- TASK PROMPT -
If a line below contains "this", add it to your tally, then answer with the tally alone.

- DATA EXTRACTS -
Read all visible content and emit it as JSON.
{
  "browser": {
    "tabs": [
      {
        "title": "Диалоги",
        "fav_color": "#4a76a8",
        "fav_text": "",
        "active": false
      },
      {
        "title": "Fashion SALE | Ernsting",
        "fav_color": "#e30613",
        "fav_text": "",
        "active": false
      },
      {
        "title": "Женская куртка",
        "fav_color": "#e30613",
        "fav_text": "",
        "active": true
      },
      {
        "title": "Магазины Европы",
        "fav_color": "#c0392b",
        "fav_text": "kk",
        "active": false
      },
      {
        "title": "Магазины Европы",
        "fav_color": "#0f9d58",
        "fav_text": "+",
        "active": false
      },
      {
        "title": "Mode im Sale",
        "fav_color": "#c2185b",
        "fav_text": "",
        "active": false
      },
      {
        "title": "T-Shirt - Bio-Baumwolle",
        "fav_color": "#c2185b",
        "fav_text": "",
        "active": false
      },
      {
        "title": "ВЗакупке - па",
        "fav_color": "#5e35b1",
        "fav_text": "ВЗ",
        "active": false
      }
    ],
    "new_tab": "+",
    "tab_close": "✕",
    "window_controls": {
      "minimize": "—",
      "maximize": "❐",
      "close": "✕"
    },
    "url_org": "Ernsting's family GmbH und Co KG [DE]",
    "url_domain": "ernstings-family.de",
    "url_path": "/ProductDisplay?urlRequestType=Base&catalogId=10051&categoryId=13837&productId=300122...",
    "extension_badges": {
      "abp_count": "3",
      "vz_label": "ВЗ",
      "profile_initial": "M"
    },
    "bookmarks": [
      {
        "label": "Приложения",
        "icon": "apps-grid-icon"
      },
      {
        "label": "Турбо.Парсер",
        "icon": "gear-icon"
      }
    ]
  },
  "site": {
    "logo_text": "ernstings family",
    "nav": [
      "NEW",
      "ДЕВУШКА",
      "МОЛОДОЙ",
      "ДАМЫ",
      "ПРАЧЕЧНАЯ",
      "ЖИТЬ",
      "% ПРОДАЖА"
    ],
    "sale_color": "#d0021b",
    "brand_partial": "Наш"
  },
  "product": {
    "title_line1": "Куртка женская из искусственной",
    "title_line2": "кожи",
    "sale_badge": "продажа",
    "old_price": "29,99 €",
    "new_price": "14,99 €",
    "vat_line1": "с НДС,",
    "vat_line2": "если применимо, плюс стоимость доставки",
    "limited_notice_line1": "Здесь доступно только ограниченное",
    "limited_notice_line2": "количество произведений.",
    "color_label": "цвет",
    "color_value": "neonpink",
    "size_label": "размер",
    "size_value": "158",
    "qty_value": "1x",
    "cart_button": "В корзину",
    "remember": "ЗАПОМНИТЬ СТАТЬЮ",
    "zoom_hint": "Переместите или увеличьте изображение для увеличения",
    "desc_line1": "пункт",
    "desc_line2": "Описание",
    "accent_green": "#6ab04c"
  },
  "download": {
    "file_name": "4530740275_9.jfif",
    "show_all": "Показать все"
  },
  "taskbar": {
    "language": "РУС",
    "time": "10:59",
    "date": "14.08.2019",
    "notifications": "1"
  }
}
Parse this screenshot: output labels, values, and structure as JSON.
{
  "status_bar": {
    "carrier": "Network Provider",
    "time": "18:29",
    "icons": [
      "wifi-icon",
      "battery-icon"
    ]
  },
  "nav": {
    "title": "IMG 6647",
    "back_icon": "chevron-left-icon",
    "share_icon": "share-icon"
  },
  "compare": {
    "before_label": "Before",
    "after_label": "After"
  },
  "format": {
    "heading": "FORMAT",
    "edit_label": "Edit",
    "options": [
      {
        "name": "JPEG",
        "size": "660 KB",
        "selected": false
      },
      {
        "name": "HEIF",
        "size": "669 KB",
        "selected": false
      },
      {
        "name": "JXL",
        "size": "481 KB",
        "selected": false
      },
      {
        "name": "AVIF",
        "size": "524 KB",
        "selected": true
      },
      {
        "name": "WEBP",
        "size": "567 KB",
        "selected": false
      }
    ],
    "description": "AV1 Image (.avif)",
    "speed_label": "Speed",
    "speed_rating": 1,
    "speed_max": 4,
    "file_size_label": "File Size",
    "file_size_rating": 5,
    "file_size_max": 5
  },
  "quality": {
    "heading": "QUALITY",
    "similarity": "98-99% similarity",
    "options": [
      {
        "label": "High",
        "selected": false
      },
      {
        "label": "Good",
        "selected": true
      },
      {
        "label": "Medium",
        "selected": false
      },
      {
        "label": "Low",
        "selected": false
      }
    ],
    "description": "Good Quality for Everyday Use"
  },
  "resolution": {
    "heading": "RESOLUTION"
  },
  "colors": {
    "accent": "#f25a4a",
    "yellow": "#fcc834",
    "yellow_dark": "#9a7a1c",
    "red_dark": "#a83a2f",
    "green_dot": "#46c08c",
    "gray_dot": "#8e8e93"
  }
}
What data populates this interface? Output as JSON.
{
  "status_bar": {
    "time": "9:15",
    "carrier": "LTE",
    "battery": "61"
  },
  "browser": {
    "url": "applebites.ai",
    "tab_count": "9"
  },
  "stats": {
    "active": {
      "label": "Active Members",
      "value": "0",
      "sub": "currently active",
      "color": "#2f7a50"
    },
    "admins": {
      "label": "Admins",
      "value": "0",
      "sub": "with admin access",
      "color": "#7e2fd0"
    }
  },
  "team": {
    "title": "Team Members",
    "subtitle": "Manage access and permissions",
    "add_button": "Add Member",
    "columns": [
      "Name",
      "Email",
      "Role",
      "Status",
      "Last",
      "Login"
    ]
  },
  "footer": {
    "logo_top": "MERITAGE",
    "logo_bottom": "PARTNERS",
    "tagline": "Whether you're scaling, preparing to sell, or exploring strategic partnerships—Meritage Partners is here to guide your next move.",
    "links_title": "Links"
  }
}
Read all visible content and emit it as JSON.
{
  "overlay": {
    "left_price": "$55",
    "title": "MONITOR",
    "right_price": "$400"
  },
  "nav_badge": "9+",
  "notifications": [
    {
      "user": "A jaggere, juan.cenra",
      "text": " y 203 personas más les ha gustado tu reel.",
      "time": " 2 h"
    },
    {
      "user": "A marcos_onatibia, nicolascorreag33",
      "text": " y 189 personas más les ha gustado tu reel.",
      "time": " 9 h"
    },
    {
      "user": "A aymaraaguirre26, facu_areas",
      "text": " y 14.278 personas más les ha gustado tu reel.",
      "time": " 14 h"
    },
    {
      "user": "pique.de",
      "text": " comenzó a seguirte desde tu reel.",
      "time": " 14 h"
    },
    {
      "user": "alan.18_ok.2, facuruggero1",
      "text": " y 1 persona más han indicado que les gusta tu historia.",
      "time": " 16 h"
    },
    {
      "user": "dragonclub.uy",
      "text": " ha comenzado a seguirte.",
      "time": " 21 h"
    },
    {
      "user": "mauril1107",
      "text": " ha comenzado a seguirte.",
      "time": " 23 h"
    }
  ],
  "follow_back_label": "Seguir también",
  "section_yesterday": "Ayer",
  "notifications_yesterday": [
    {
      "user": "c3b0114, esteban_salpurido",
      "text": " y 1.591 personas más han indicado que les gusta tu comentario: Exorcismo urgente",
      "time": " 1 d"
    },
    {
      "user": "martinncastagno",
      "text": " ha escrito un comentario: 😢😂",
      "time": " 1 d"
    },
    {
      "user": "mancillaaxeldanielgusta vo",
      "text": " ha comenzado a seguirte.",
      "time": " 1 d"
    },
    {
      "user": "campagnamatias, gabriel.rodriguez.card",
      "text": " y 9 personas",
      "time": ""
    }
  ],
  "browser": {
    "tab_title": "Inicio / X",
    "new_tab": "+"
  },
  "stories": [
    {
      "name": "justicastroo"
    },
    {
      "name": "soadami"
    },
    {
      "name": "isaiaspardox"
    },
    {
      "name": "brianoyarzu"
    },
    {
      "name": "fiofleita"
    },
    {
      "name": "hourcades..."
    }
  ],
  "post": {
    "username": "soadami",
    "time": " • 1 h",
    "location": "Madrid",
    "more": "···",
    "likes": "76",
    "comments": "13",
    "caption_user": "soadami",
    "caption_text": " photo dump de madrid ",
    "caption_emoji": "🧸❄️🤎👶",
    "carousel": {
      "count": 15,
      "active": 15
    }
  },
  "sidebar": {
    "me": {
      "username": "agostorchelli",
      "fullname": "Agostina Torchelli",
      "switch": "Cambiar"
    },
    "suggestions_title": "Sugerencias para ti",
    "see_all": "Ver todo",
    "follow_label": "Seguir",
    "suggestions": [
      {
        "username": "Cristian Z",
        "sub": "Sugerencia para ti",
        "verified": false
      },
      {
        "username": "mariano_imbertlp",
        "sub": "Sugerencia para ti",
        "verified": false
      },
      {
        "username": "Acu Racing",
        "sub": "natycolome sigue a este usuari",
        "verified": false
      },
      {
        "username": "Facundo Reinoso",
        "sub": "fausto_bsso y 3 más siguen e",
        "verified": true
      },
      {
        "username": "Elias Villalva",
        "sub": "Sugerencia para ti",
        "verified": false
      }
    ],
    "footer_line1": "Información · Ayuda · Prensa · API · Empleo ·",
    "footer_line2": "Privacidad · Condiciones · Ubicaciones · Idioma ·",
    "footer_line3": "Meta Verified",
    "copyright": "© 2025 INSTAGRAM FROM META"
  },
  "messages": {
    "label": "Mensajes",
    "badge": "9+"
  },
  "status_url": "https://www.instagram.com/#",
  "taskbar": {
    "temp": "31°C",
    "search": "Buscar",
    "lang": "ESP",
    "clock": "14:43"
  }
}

- PROBLEM SOLUTION -
2